EXERCISE OBJECTIVE — Reproduce the entries. Match every word.

Stored items:
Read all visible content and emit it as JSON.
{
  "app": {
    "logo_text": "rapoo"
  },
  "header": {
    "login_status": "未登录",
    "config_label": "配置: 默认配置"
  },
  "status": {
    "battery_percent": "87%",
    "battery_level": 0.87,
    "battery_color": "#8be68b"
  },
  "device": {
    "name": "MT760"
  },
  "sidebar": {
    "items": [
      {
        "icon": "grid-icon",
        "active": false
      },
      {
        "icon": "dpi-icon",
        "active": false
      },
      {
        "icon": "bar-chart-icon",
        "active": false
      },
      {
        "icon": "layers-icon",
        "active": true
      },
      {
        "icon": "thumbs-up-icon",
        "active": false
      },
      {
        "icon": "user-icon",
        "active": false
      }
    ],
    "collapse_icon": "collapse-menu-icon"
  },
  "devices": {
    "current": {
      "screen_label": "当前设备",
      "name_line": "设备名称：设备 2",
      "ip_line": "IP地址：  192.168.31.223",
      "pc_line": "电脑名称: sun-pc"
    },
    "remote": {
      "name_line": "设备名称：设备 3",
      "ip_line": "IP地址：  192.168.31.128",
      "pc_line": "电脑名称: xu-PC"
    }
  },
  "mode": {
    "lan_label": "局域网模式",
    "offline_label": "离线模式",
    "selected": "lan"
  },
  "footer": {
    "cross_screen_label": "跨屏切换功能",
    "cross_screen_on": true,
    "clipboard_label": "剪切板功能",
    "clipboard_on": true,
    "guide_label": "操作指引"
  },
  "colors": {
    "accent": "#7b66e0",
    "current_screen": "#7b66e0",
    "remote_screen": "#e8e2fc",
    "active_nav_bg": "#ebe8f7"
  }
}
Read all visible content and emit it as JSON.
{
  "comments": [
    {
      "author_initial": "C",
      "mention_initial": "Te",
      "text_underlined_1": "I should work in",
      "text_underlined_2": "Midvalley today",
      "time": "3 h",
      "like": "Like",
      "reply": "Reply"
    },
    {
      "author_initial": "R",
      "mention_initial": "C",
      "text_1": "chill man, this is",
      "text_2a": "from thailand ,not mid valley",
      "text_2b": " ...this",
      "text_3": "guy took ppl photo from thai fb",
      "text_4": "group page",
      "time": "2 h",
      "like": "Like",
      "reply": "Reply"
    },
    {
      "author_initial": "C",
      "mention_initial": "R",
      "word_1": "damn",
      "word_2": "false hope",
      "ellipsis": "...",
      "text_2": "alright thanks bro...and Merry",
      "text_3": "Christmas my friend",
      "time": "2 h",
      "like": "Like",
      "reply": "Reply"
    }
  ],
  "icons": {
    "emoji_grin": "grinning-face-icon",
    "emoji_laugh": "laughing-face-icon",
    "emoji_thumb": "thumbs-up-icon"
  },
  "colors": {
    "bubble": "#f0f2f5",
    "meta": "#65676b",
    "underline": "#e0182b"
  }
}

SOLVED PROBLEM —
Read all visible content and emit it as JSON.
{
  "app": {
    "logo_text": "rapoo"
  },
  "header": {
    "login_status": "未登录",
    "config_label": "配置: 默认配置"
  },
  "status": {
    "battery_percent": "87%",
    "battery_level": 0.87,
    "battery_color": "#8be68b"
  },
  "device": {
    "name": "MT760"
  },
  "sidebar": {
    "items": [
      {
        "icon": "grid-icon",
        "active": false
      },
      {
        "icon": "dpi-icon",
        "active": false
      },
      {
        "icon": "bar-chart-icon",
        "active": false
      },
      {
        "icon": "layers-icon",
        "active": true
      },
      {
        "icon": "thumbs-up-icon",
        "active": false
      },
      {
        "icon": "user-icon",
        "active": false
      }
    ],
    "collapse_icon": "collapse-menu-icon"
  },
  "devices": {
    "current": {
      "screen_label": "当前设备",
      "name_line": "设备名称：设备 2",
      "ip_line": "IP地址：  192.168.31.223",
      "pc_line": "电脑名称: sun-pc"
    },
    "remote": {
      "name_line": "设备名称：设备 3",
      "ip_line": "IP地址：  192.168.31.128",
      "pc_line": "电脑名称: xu-PC"
    }
  },
  "mode": {
    "lan_label": "局域网模式",
    "offline_label": "离线模式",
    "selected": "lan"
  },
  "footer": {
    "cross_screen_label": "跨屏切换功能",
    "cross_screen_on": true,
    "clipboard_label": "剪切板功能",
    "clipboard_on": true,
    "guide_label": "操作指引"
  },
  "colors": {
    "accent": "#7b66e0",
    "current_screen": "#7b66e0",
    "remote_screen": "#e8e2fc",
    "active_nav_bg": "#ebe8f7"
  }
}
Read all visible content and emit it as JSON.
{
  "comments": [
    {
      "author_initial": "C",
      "mention_initial": "Te",
      "text_underlined_1": "I should work in",
      "text_underlined_2": "Midvalley today",
      "time": "3 h",
      "like": "Like",
      "reply": "Reply"
    },
    {
      "author_initial": "R",
      "mention_initial": "C",
      "text_1": "chill man, this is",
      "text_2a": "from thailand ,not mid valley",
      "text_2b": " ...this",
      "text_3": "guy took ppl photo from thai fb",
      "text_4": "group page",
      "time": "2 h",
      "like": "Like",
      "reply": "Reply"
    },
    {
      "author_initial": "C",
      "mention_initial": "R",
      "word_1": "damn",
      "word_2": "false hope",
      "ellipsis": "...",
      "text_2": "alright thanks bro...and Merry",
      "text_3": "Christmas my friend",
      "time": "2 h",
      "like": "Like",
      "reply": "Reply"
    }
  ],
  "icons": {
    "emoji_grin": "grinning-face-icon",
    "emoji_laugh": "laughing-face-icon",
    "emoji_thumb": "thumbs-up-icon"
  },
  "colors": {
    "bubble": "#f0f2f5",
    "meta": "#65676b",
    "underline": "#e0182b"
  }
}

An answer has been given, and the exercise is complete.